[Opening Supplied material section]
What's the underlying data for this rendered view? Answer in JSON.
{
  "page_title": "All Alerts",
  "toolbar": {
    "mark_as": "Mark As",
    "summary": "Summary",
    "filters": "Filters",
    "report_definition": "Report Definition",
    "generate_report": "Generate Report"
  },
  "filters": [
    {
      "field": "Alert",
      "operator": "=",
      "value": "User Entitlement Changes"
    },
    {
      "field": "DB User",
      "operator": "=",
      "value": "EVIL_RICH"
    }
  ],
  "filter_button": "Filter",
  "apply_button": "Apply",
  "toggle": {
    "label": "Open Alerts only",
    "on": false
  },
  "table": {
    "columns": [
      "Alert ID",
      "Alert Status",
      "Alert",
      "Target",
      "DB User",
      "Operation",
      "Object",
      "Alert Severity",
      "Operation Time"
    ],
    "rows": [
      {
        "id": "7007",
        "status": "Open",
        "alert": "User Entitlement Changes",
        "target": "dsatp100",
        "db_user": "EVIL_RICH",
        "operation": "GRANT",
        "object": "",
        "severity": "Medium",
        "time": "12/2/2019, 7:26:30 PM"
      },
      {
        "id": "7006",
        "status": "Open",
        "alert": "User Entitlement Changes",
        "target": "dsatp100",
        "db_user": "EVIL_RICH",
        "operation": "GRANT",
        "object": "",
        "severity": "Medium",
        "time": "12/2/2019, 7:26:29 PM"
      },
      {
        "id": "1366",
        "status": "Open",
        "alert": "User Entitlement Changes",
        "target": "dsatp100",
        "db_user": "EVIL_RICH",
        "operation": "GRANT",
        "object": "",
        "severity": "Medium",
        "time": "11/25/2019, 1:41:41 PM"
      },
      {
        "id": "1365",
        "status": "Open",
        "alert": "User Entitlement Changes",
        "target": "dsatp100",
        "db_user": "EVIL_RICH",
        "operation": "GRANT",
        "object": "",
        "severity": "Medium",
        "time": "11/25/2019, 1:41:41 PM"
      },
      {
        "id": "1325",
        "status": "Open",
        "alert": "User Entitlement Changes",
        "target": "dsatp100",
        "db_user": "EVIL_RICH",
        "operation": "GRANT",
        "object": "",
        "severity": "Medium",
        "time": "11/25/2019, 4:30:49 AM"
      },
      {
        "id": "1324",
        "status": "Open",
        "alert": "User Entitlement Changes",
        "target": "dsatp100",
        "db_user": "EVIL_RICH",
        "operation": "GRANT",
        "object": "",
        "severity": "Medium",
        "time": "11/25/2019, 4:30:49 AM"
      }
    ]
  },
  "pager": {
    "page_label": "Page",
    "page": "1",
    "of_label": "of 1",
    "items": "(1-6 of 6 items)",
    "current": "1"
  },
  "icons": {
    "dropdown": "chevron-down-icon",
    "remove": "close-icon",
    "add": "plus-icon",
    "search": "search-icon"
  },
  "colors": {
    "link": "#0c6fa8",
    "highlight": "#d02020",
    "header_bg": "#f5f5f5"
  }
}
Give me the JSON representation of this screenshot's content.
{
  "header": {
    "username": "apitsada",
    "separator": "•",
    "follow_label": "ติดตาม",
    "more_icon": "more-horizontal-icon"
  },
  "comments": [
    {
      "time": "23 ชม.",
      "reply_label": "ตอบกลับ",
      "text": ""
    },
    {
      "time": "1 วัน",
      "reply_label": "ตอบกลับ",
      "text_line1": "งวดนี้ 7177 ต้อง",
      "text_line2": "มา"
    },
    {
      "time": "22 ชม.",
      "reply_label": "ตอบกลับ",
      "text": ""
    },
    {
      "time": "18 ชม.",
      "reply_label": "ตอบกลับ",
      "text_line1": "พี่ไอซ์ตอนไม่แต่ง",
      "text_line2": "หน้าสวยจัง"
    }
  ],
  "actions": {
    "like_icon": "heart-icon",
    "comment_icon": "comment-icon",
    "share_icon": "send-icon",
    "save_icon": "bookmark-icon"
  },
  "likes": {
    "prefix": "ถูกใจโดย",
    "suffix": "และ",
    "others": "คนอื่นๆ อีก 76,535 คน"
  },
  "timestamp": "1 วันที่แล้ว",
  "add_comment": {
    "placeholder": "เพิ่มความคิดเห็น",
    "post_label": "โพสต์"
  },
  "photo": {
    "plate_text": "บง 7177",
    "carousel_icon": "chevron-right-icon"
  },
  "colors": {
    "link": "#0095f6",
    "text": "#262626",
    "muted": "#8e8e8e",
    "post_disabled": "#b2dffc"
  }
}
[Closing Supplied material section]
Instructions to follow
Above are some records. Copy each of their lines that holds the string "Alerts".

The completed task
  "page_title": "All Alerts",
    "label": "Open Alerts only",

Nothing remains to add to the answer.